The elder Blackman, who is in construction, said their house, unlike many others, survived the storm. They watched houses, roofs, and people fly down the street during the storm. The storm’s aftermath means a lot of work for Blackman unlike many others who are now jobless with the decimation of hotels, restaurants and countless other businesses.
“There is a lot of unemployment," said Haneisa, a Trinidadian living in Sint Maarten. She was eager to dispel reports of violence on the Dutch side of the island.
“The looting and stuff were true but the excessive killing and stuff was not true, they really exaggerated,” she said of international reports.
She said the Dutch military moved into the island very early and the borders between the Dutch and French sides have been closed. There is also a daily curfew from 3 pm to 8 am.
Driving around affected areas of the island showed very little activity beside people driving around in cars with busted windows and windscreens.
Maho, an area popular with Caribbean tourists, was severely affected.
The Sonesta Maho Beach Resort and Spa was destroyed, along with popular nightclubs and casinos.
Fallen trees and branches littered the roadways along with galvanise that blew from roofs. Apartment buildings showed cracks, missing windows, and blown outdoors. And parking lots were strewn with overturned cars.
In the marina, yachts, catamarans, and fishing vessels were either lodged on top each other onshore or overturned in the water. The Pink Iguana, a floating restaurant, was overturned several hundred yards from its original location.
In Cole Bay, some pharmacies, supermarkets, and bars showed signs of human activity despite fallen signs and debris around them.
There were signs of a clean-up in progress. There was a huge mound of galvanise in an empty lot that we were told would be melted down.
In the yard of one house, a fake Skeleton held a sign stating that the people of Sint Maarten are resilient.
For those who chose to stay, the mood is certainly hopeful as the Prime Minister, William Marlin, has assured that with telecommunications operational and radio stations broadcasting, it’s the little things that will get them along the way.
Douglas, our guide, said gas stations are open but people are only allowed to collect the gas in containers to avoid traffic, and can only pay in cash.

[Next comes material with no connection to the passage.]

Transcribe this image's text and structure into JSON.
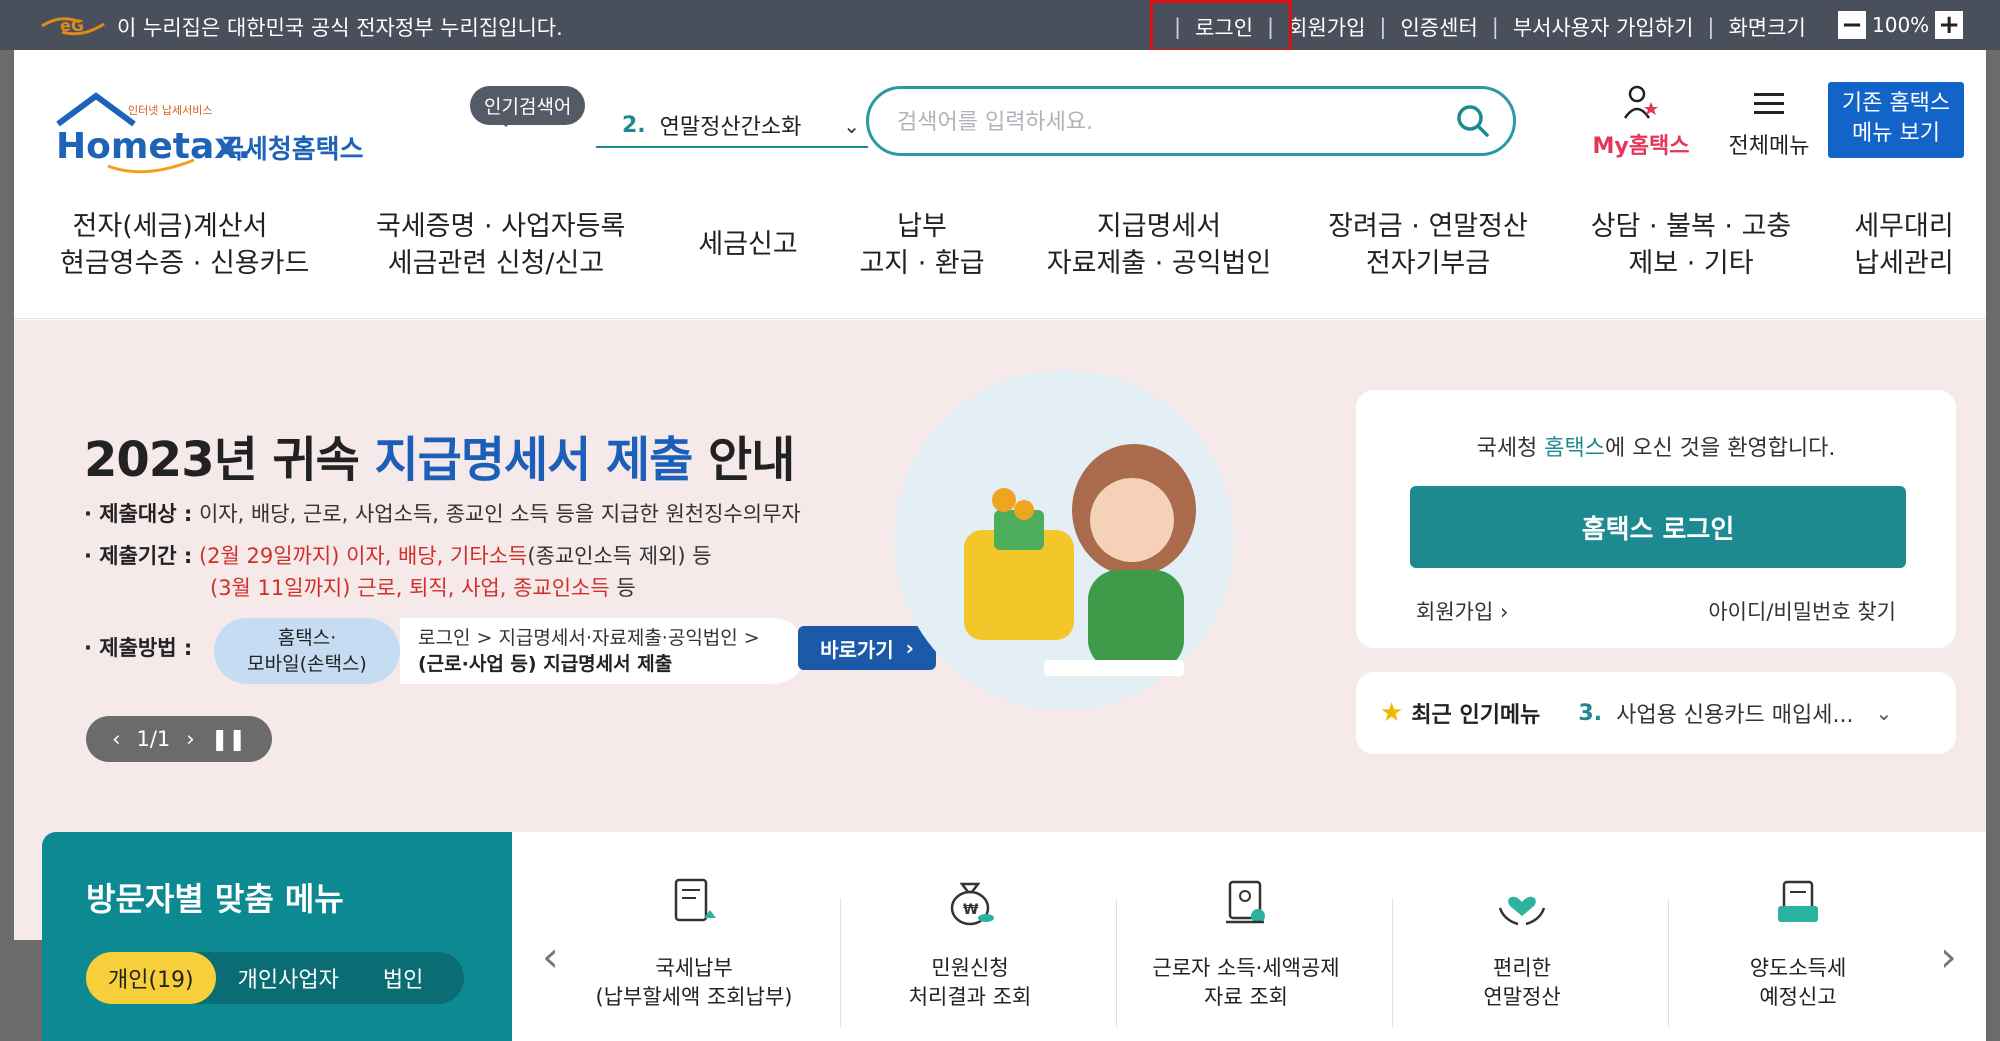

The Windward Island Bank has also reopened, she said, and is offering a six-month grace on loans and is allowing withdrawals up to 1000 guilders.

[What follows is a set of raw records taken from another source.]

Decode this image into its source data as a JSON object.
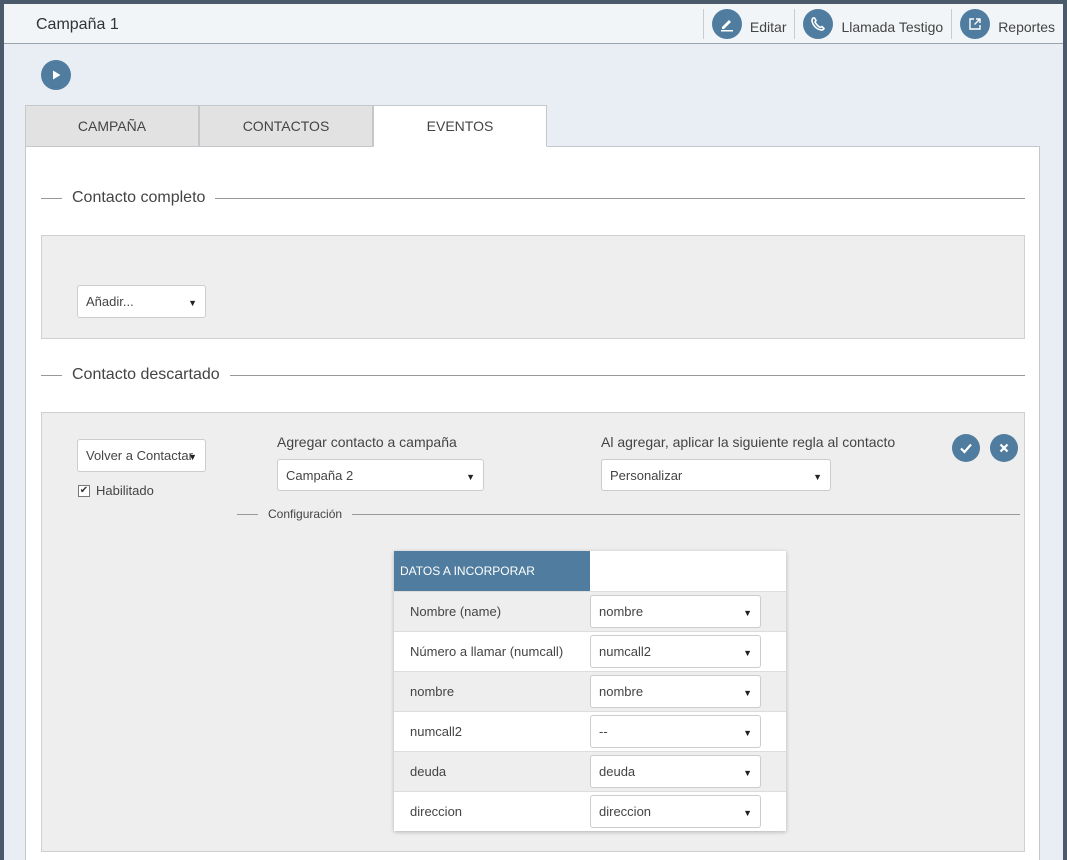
{
  "title": "Campaña 1",
  "toolbar": {
    "edit": "Editar",
    "witness_call": "Llamada Testigo",
    "reports": "Reportes"
  },
  "tabs": [
    "CAMPAÑA",
    "CONTACTOS",
    "EVENTOS"
  ],
  "active_tab": "EVENTOS",
  "sections": {
    "complete": {
      "legend": "Contacto completo",
      "add_select": "Añadir..."
    },
    "discarded": {
      "legend": "Contacto descartado",
      "action_select": "Volver a Contactar",
      "enabled_label": "Habilitado",
      "enabled_checked": true,
      "campaign_label": "Agregar contacto a campaña",
      "campaign_value": "Campaña 2",
      "rule_label": "Al agregar, aplicar la siguiente regla al contacto",
      "rule_value": "Personalizar",
      "config_legend": "Configuración",
      "table": {
        "header": "DATOS A INCORPORAR",
        "rows": [
          {
            "label": "Nombre (name)",
            "value": "nombre"
          },
          {
            "label": "Número a llamar (numcall)",
            "value": "numcall2"
          },
          {
            "label": "nombre",
            "value": "nombre"
          },
          {
            "label": "numcall2",
            "value": "--"
          },
          {
            "label": "deuda",
            "value": "deuda"
          },
          {
            "label": "direccion",
            "value": "direccion"
          }
        ]
      }
    }
  },
  "colors": {
    "accent": "#4f7c9f",
    "background": "#e8eef4",
    "panel_gray": "#eeeeee"
  },
  "icons": {
    "edit": "pencil-icon",
    "witness_call": "phone-icon",
    "reports": "external-link-icon",
    "play": "play-icon",
    "confirm": "check-icon",
    "cancel": "close-icon",
    "dropdown": "caret-down-icon"
  }
}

Back at the airport, the crowd was significantly thinner. By 2 pm, those who weren’t successful getting on a flight were hauling their suitcases back to their cars and heading home before curfew and before the scorching sunset.